The internet is a cool place because scientists can search huge databases of sequenced DNA and proteins all at the click of a few buttons, rather than sifting through volumes of Cell, or Genes and Development, or Current Biology back-issues from the last 70 years, jotting down thousands of A's, T's, G's and C's to compare to your samples. Not only is that boring, it would take a million years. Helen's team is, among other things, taking those CD8 T cells and lining up row after row of sequenced DNA to look for any sort of sequence conservation or at least a place to begin investigating possible reasons that LTNP CD8 T cells can remain intolerant while Patient CD8 T cells eventually run out of steam.

HIV is tricky because it evolves rapidly and it is constantly editing and republishing it's own book so that no T cells can read it quickly enough and understand how to stop it. Helen is also aligning thousands of sequenced HIV viruses to see which parts of their book are never edited. T cells in most cases are so specific to any one part of a virus that the chances of them running into a perfect match are tiny. So in order to develop an effective vaccine candidate we should target those areas of the virus, perhaps what might code for the attachment proteins, or the directions to fuse with our immune cells, or whatever paragraph or sentence or word, out of their whole book that might remain un-edited, to develop a potentially effective vaccine for HIV in Seattle that might also work for HIV in Mali, as an example of the grand vision of a "global vaccine."

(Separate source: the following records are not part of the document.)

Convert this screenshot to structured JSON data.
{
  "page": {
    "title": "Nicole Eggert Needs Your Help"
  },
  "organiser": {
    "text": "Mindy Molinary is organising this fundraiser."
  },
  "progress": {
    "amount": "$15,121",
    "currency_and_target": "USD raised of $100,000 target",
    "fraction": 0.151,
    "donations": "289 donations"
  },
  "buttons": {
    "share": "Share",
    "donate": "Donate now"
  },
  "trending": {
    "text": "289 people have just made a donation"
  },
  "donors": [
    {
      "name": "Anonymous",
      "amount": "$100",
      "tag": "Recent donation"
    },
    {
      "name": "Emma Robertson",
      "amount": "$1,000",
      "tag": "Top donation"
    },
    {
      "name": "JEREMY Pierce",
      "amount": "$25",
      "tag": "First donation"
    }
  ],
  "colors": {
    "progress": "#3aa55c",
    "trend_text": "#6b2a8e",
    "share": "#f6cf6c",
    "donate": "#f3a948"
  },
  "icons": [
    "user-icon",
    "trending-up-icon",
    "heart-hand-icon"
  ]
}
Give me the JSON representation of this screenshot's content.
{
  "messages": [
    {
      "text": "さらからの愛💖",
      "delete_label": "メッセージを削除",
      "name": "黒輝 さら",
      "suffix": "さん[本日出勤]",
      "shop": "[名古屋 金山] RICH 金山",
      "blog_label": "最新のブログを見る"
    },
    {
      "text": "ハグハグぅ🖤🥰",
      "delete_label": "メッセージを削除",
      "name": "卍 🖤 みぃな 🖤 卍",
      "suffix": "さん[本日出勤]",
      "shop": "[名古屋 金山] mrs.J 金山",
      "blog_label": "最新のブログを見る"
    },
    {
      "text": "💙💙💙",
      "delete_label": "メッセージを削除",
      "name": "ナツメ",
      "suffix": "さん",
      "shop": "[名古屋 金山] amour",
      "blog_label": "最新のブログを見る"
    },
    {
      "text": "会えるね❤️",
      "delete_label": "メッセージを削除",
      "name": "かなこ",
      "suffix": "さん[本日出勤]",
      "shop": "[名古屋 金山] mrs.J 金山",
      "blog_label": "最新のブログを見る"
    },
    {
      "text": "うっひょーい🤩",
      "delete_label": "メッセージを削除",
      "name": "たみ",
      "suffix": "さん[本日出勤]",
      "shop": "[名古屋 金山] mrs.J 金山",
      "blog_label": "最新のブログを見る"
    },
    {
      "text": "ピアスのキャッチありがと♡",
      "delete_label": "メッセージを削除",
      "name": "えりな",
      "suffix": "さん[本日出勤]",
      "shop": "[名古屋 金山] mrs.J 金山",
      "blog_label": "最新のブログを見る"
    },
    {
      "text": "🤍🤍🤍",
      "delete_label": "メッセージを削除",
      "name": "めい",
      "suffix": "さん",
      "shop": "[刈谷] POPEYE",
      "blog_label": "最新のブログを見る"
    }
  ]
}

In comes my future work with GAIA VF, the Global Alliance to Immunize Against AIDS Vaccine Foundation, hence forth known as GAIA. GAIA is a Rhode Island based non-profit organization working in Sikoro district of the capital city, Bamako, in Mali, in West Africa. For those not keen on African geography:

What I like about these people is that they are committed to developing and distributing a global HIV vaccine for free. GAIA, and eventually me, work closely with and employ African physicians and scientists, often educated in Europe or the States, to provide clinical activities that foster important foundational knowledge about TB and HIV in the area. They recently opened a brand new clinic in Sikoro. They have programs called Mother-To-Child, that focuses on transmission of HIV from mothers to children via childbirth and the like, and important peer-education campaigns called Here Bolo, which in Bambara, the predominant language of much of Mali and more or less understood in greater west Africa, translates to le main d'espoire, hand of hope. Each finger represents a different facet of HIV education and treatment.

The stats that you can find on their website are pretty impressive, especially regarding condom distribution, records of patient consultation and treatment, as well as follow-up treatment. For more interesting reading search through the GAIA Blog for the med students' or the GAIA director's writings. The work is interesting, I promise.

Brief stats I learned today: Of the 35 or so million HIV cases today, about 25-28 million are in Sub-Saharan Africa. The first HIV cases in the US were published in 1981. HIV is thought to first have been transmitted to humans from monkeys as recently at 1940, probably through the slaughter of monkeys and eating their meat. Common mechanisms of acquiring HIV are through mucous membranes (eyes) so upon slaughter some blood could have splashed in their eyes, transmitting simian immunodeficiency virus (SIV) to humans, and hence human immunodeficiency virus (HIV) in humans.